Michelle Cahoon

Michelle Cahoon has been a volunteer at the Friendship Center since July 2019 after spending 30+ years in the financial services industry as the CFO of an investment management firm and a certified public accountant.

She has been a long-time financial supporter of the Greater Chicago Food Depository due to her strong belief that no one should go hungry and becoming a regular volunteer at the pantry was a top goal after her retirement.

Michelle joined the board in April 2021 and brings both her hands-on knowledge from volunteering as well as her financial skills to that role. Michelle enjoys food, wine and travel and has been an avid Blackhawks fan since before their recent Stanley Cup wins.

Photo of Friendship Center board member and volunteer Susan Casey
Susan Casey

Susan Casey joined the Friendship Center board in April 2021 and helps with Saturday food deliveries to seniors. She has lived in the North Park community with her family for over 20 years, where she’s enjoyed volunteer leadership roles in the local community association and a local school.

As a program manager for the environmental nonprofit Seven Generations Ahead, Susan helps K-12 schools reduce waste. She was a middle school science teacher prior to that. Susan looks forward to contributing her nonprofit, education, and community-building experience to the work and mission of the Friendship Center.

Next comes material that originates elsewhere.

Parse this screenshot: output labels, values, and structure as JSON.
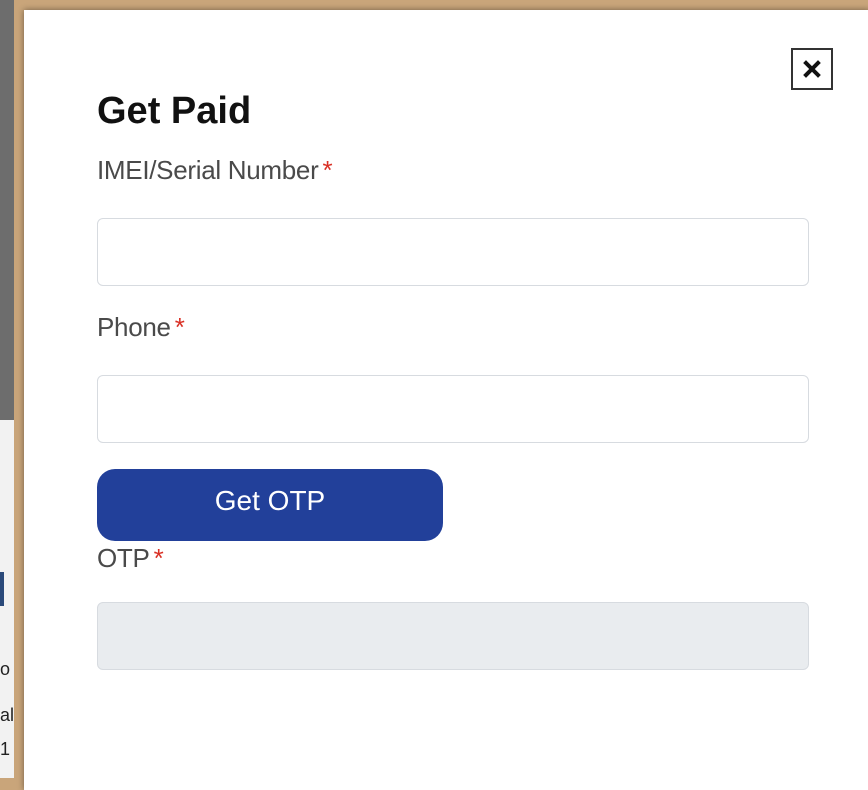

If you recently saw the Friendship Center in the Chicago Tribune, FOX-32, or WTTW, then you were looking at the handiwork of our PR guru/volunteer Mike Roach (pictured above, holding the Trib op-ed by Friendship Center volunteer Jaime Freedman). After 20+ years making news for national brands including Budweiser, Harley-Davidson, KFC, and Snickers, Mike launched his own agency to help entrepreneurs, nonprofits and small businesses elevate their storytelling.

Mike loves visiting farmers markets with his wife, Katie, and daughter, Ella. In fact, it was at the Ravenswood Farmers Market where he first found out about our food pantry and got involved. We became his first pro bono client! You can follow Mike’s travels to markets around the world via his Instagram feed @AtTheFarmersMarket.

“There are so many unsung pantry volunteers doing such amazing things, it’s humbling to be able to help tell their story,” Mike said. “I just hope this media attention inspires other professionals in the neighborhood — be they accountants, plumbers, painters or social media gurus — to join me in donating some of their time and talent to support this important work.”

Hot Meals To-Go

Over the last year, our Thursday hot-meal dinner program has doubled in numbers — even as our dining room remains closed due to COVID and all meals are served to go. Ross Outten, above, has been stirring a lot of pots!

We now serve 75 to 85 people every week from 6 to 8 p.m. Every person who drops in receives a hot, nutritious meal and a bag full of RTE (ready-to-eat) snack foods.

We feature a changing variety of donated ingredients from local garden plots and nearby restaurants that enable us to serve global flavors representing the cultures and nationalities that make our community so vibrant.

Prior to COVID, clients were served in a dining area and conversation flowed along with the food. We’re not there yet, but we still aim to provide more than just a meal.